  6. Whatbird's Young Birders!

    HEY YOUNG BIRDERS! Big announcement! I'm starting a newsletter for young birders, and BY young birders! It contains interviews, news, and some other stuff. This issue contains an interview with the founder of Cavity Conservation Initiative, and a wildlife biologist who works in the field. Any and all of you can submit photos, writing, etc. The audience will be pretty big because I have a pretty big combined network of young birders, and the people that support us. So there's big potential for people to see your stuff. You can find out more here http://californiayoungbirders.weebly.com/newsletter--submit-media.html
  7. A normal bird for you Easteners, but special for me!! Eastern Phoebe by Elisa Yang, on Flickr
  8. Canyon Wren by Elisa Yang, on Flickr
  9. Two from today! Tree Swallow / Tachycenita Bicolor by Elisa Yang, on Flickr Osprey by Elisa Yang, on Flickr
  10. 1. As far as I can tell, they're all Pectorals, although I could easily be wrong. 2. Looks like it, I can see the wing crescent 3. It's just a pectoral, they can show eye-rings from individual variation 4. Looks like another Pec to me.
  11. Bird from last fall

    American Pipit.
  12. Sandpiper Game

    the smallish head, flattish ehad and "crouching down" posture has me thinking Baird's as well although I could easily be wrong.
  13. Ash Throated Flycatcher

    The bright rufous in the primaries and blank face should help rule out Dusky-capped in any case
  14. Need ID asap

    You have a female Baltimore Oriole there, which should be native to your area. That is one of the strangest stories I've ever heard! I've never heard of orioles being so tame, and would have never imagined them as being a species that would so easily be accustomed to humans... I would call a wildlife rehabilitator for advice on what to do (or, actually, I have a friend who's a wildlife rehabilitator so I can just ask them right now). There is an illegal North American bird pet trade going on that does target pretty birds like orioles, so who knows whereabouts this bird actually came from.
  15. Brewer's/Clay-colored

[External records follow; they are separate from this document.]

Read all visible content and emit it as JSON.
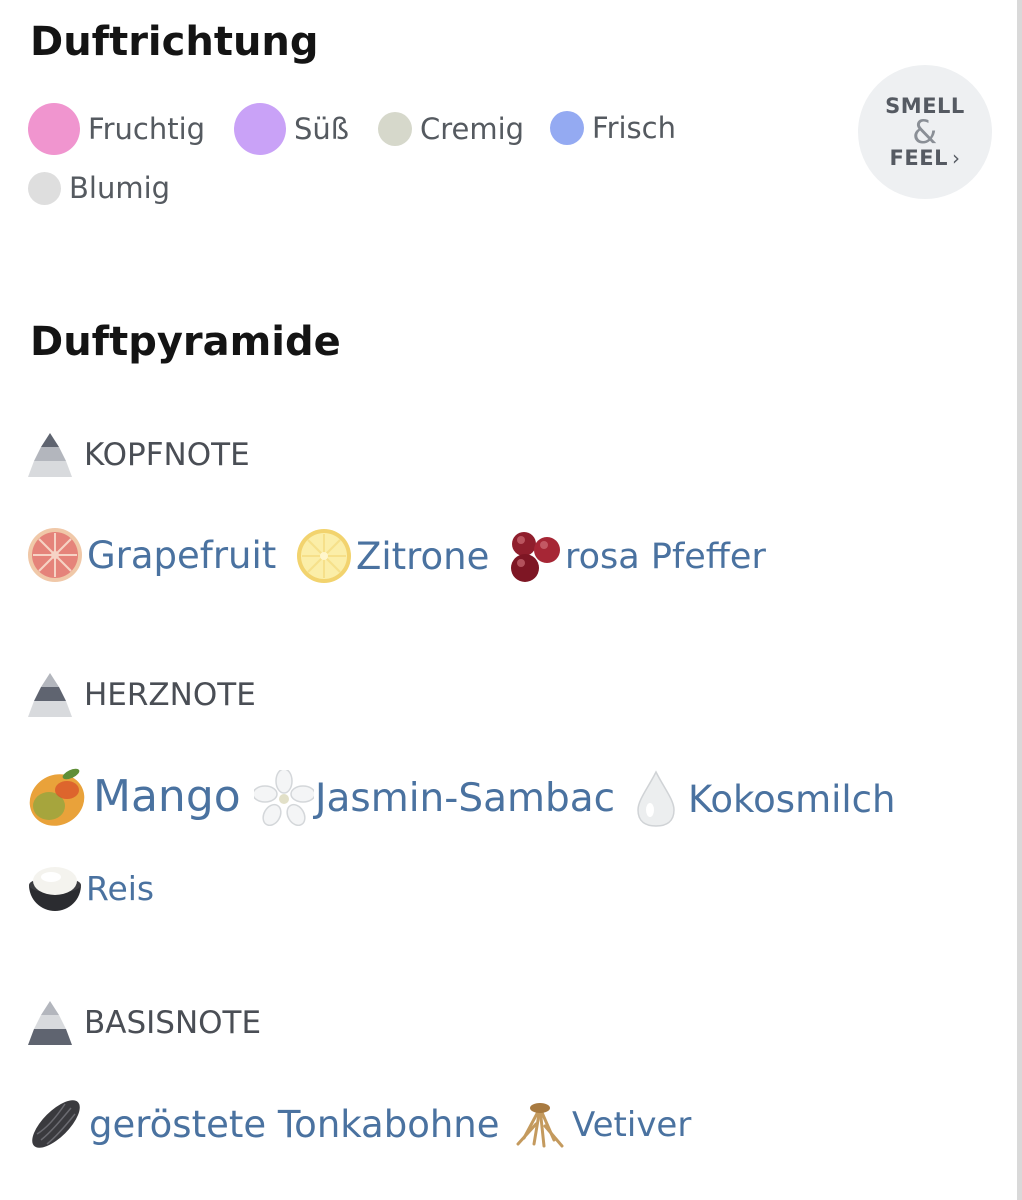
{
  "scent_direction": {
    "title": "Duftrichtung",
    "chips": [
      {
        "label": "Fruchtig",
        "color": "#f095cf"
      },
      {
        "label": "Süß",
        "color": "#c9a2f7"
      },
      {
        "label": "Cremig",
        "color": "#d6d8cb"
      },
      {
        "label": "Frisch",
        "color": "#94aaf2"
      },
      {
        "label": "Blumig",
        "color": "#dedede"
      }
    ],
    "smell_feel": {
      "line1": "SMELL",
      "amp": "&",
      "line2": "FEEL",
      "chevron": "›"
    }
  },
  "pyramid": {
    "title": "Duftpyramide",
    "top_note": {
      "label": "KOPFNOTE",
      "ingredients": [
        {
          "label": "Grapefruit",
          "icon": "grapefruit-icon"
        },
        {
          "label": "Zitrone",
          "icon": "lemon-icon"
        },
        {
          "label": "rosa Pfeffer",
          "icon": "pink-pepper-icon"
        }
      ]
    },
    "heart_note": {
      "label": "HERZNOTE",
      "ingredients": [
        {
          "label": "Mango",
          "icon": "mango-icon"
        },
        {
          "label": "Jasmin-Sambac",
          "icon": "jasmine-flower-icon"
        },
        {
          "label": "Kokosmilch",
          "icon": "milk-drop-icon"
        },
        {
          "label": "Reis",
          "icon": "rice-bowl-icon"
        }
      ]
    },
    "base_note": {
      "label": "BASISNOTE",
      "ingredients": [
        {
          "label": "geröstete Tonkabohne",
          "icon": "tonka-bean-icon"
        },
        {
          "label": "Vetiver",
          "icon": "vetiver-root-icon"
        }
      ]
    }
  }
}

    That median crown stripe supports Clay-colored. By the way, I found this article massively helpful for Spizella sparrows - http://www.birdpop.org/docs/pubs/Pyle_and_Howell_1996_Spizella_Sparrows_Intraspecific_Variation_and_ID.pdf